In a statement, the ministry said it made the decision based on recommendations from Quebec and national health advisory boards.
The European Medicines Agency (EMA) is examining a potential link between the vaccine and blood clotting in the brain, as well as other bleeding disorders.
While “the EMA still considers this product to be safe and effective,” Quebec public health said the possibility of a link “cannot be completely ruled out at this time.”
“Very rare cases have occurred within weeks of receiving AstraZeneca vaccine in some European countries, the majority in women under 55 years of age,” read the release.
“However, it is not possible to determine at this stage whether the events are related to the person's gender.”
So far, 111,000 doses of the AstraZeneca vaccine have been administered in Quebec. There have been no recorded cases of blood clotting among people who have receive the vaccine in Canada.
Other provinces are also putting the vaccine on hold. Manitoba has taken the same strategy as Quebec, while PEI announced Monday morning that they would halt use of the vaccine for people aged 18 to 29.
It's the latest episode of turbulence for the AstraZeneca vaccine. Earlier in March, Canada and several other countries halted its use in seniors, but rescinded that guidance two weeks later.
In a statement, Health Canada said they are adding additional requirements to authorize the use of vaccines from AstraZeneca and Verity Pharmaceuticals/Serum Institute of India, the two approved manufacturers.
“These will include a requirement that the manufacturers conduct a detailed assessment of the benefits and risks of the vaccine by age and sex in the Canadian context,” Health Canada said in the statement.
“This information will support the ongoing evaluation of these rare blood clotting events, and allow Health Canada to determine if there are specific groups of people who may be at higher risk.”

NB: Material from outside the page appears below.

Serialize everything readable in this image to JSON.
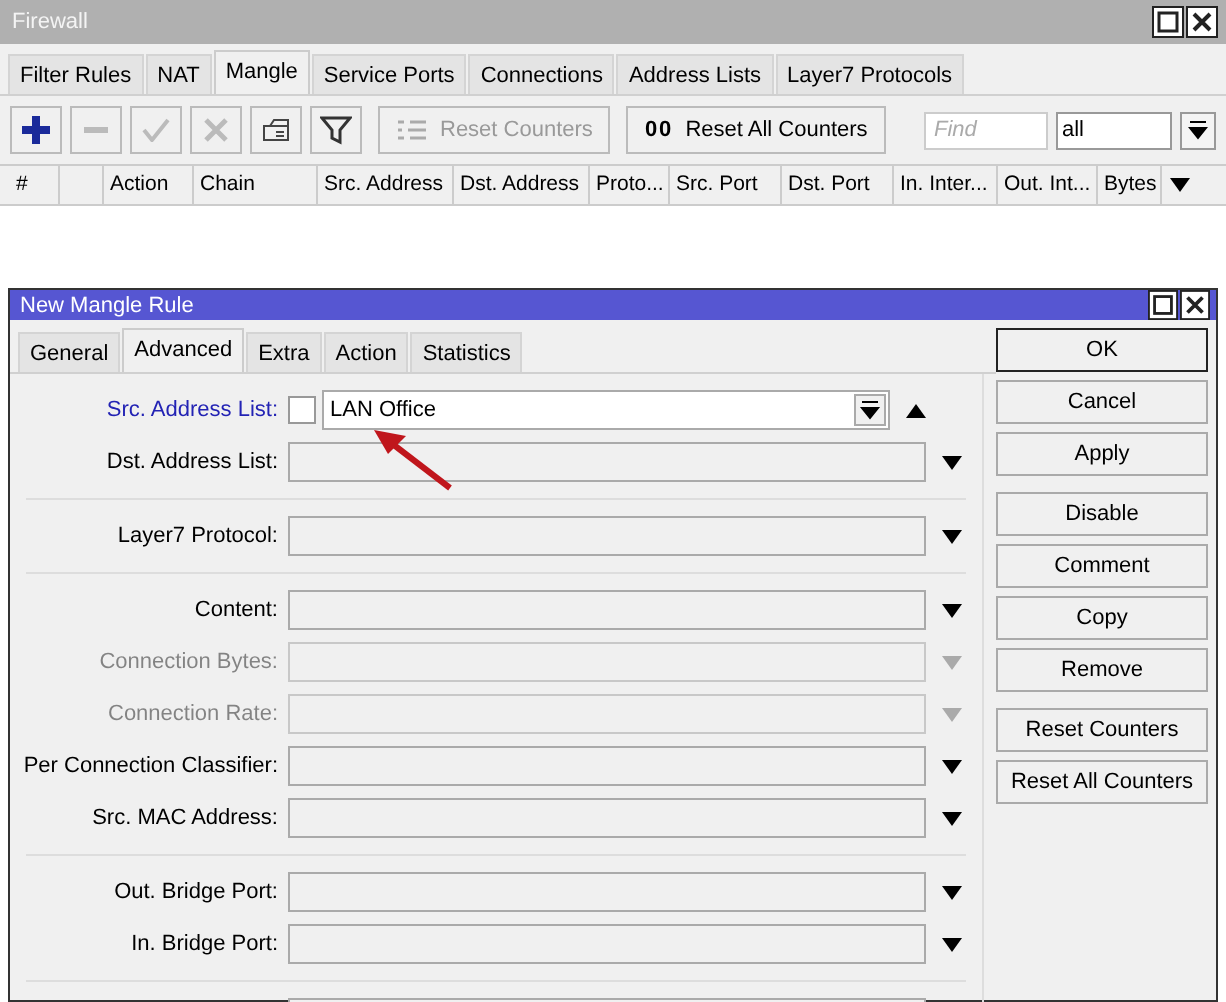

Canada is expecting to receive 1.5 million doses of the AstraZeneca vaccine on Tuesday from the United States, which has not yet authorized it for emergency use. The shipment will represent the first doses to come from the United States.
Even with the suspension, the province says the vaccination schedule won't affect its goal to have all adults vaccinated by June 24.
"For now, the objective of administering a first dose of vaccine by Fete Nationale to all adults wishing to receive it in Quebec is maintained," wrote a spokesperson in a statement to CTV News.
"Everything will be done to limit the impact on the vaccination campaign as much as possible."
As of Monday morning, 14.9 per cent of Quebecers have received a dose of either the AstraZeneca, Moderna, or Pfizer vaccines.
On average, health-care professionals are vaccinating 42,029 people per day, or about 1 per cent of the population every two days.
So far, the province has received 1,380,295 doses from the national supply, with 272,610 more expected to arrive this week from Pfizer.
-- This is a developing story that will be updated. With reporting from CTV News Reporters Ryan Flanagan and Ben Cousins.